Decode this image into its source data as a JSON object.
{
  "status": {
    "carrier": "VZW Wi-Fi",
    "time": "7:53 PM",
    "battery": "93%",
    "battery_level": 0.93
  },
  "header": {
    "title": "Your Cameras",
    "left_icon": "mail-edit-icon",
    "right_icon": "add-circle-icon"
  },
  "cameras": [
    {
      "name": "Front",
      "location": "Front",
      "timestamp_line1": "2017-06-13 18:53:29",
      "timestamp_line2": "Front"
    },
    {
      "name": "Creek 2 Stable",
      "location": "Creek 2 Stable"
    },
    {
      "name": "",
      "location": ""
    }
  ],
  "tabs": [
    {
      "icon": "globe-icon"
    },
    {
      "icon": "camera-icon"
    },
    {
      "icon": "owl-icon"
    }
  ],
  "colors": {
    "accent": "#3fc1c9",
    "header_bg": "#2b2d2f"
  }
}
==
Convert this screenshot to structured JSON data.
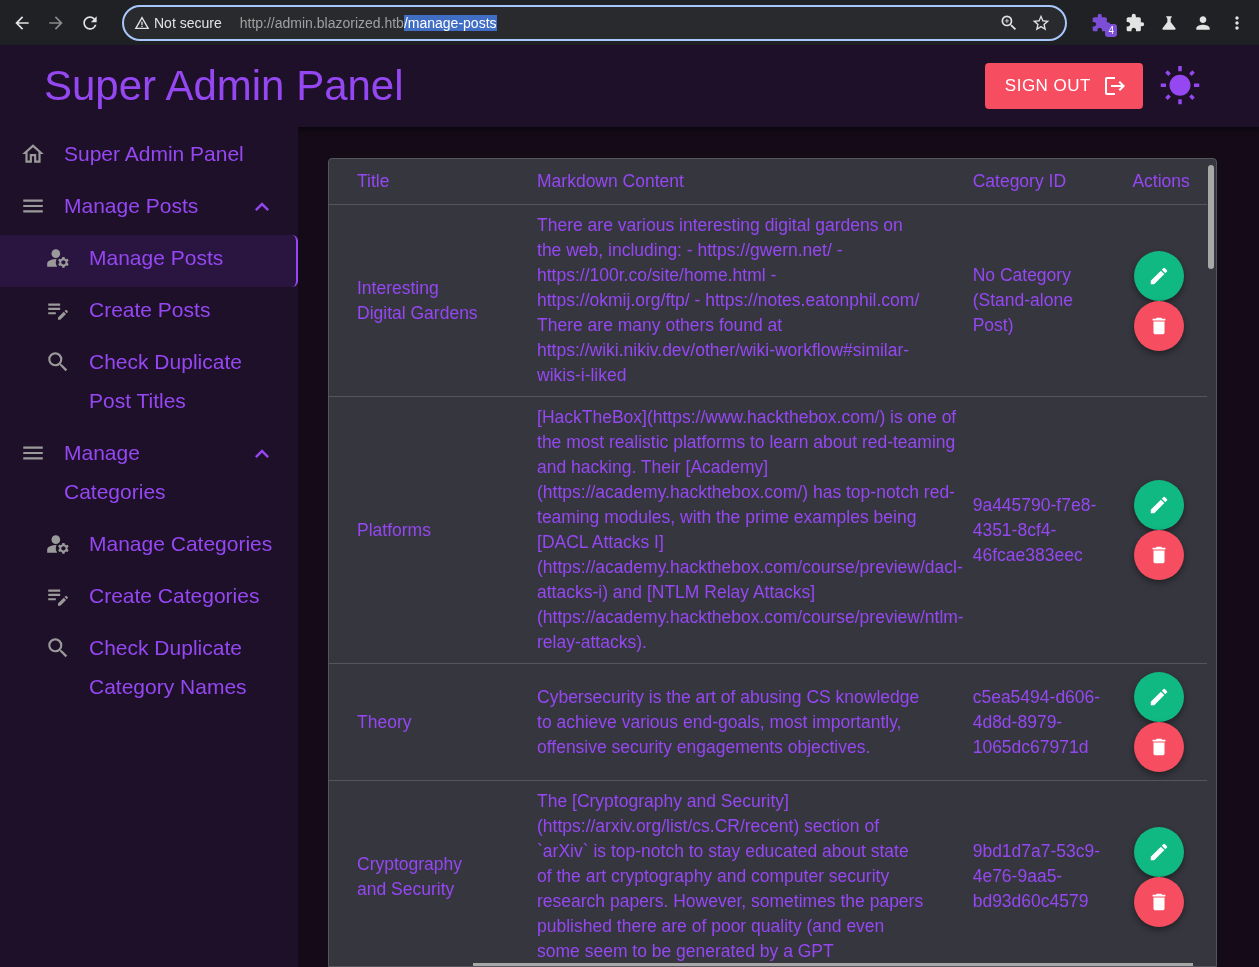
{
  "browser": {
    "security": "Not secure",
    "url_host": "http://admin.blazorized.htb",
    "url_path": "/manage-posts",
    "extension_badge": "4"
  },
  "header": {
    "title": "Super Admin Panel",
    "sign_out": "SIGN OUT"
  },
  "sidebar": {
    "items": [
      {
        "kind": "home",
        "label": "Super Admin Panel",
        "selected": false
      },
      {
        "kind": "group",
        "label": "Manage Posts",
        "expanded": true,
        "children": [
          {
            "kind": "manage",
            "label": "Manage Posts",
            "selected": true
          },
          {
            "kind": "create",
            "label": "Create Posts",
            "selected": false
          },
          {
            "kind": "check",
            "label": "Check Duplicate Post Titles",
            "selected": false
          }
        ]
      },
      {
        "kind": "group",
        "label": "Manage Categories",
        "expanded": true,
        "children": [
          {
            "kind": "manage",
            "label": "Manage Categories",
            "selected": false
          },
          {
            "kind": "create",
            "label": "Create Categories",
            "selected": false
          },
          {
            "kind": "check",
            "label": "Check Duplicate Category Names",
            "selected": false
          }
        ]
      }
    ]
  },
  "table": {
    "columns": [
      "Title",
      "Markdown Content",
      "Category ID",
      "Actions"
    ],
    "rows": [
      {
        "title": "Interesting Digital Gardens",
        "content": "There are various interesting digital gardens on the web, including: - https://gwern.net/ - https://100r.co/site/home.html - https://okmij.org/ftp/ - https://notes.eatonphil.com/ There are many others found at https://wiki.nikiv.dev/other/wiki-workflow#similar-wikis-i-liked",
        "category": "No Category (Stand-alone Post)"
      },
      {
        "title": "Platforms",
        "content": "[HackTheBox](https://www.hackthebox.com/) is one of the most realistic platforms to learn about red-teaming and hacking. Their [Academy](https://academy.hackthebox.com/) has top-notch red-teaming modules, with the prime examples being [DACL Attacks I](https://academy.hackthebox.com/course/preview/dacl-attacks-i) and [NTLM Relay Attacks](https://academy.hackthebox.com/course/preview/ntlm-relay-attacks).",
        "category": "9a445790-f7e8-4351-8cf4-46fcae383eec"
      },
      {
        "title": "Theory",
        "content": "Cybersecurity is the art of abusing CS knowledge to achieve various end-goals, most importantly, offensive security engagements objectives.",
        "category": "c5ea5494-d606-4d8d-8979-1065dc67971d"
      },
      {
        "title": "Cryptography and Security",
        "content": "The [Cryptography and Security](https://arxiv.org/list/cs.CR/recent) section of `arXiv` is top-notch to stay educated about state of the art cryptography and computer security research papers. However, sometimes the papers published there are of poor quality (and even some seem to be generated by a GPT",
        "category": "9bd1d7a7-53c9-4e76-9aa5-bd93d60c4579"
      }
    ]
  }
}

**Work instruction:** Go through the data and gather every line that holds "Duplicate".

**Completed task:**
            "label": "Check Duplicate Post Titles",
            "label": "Check Duplicate Category Names",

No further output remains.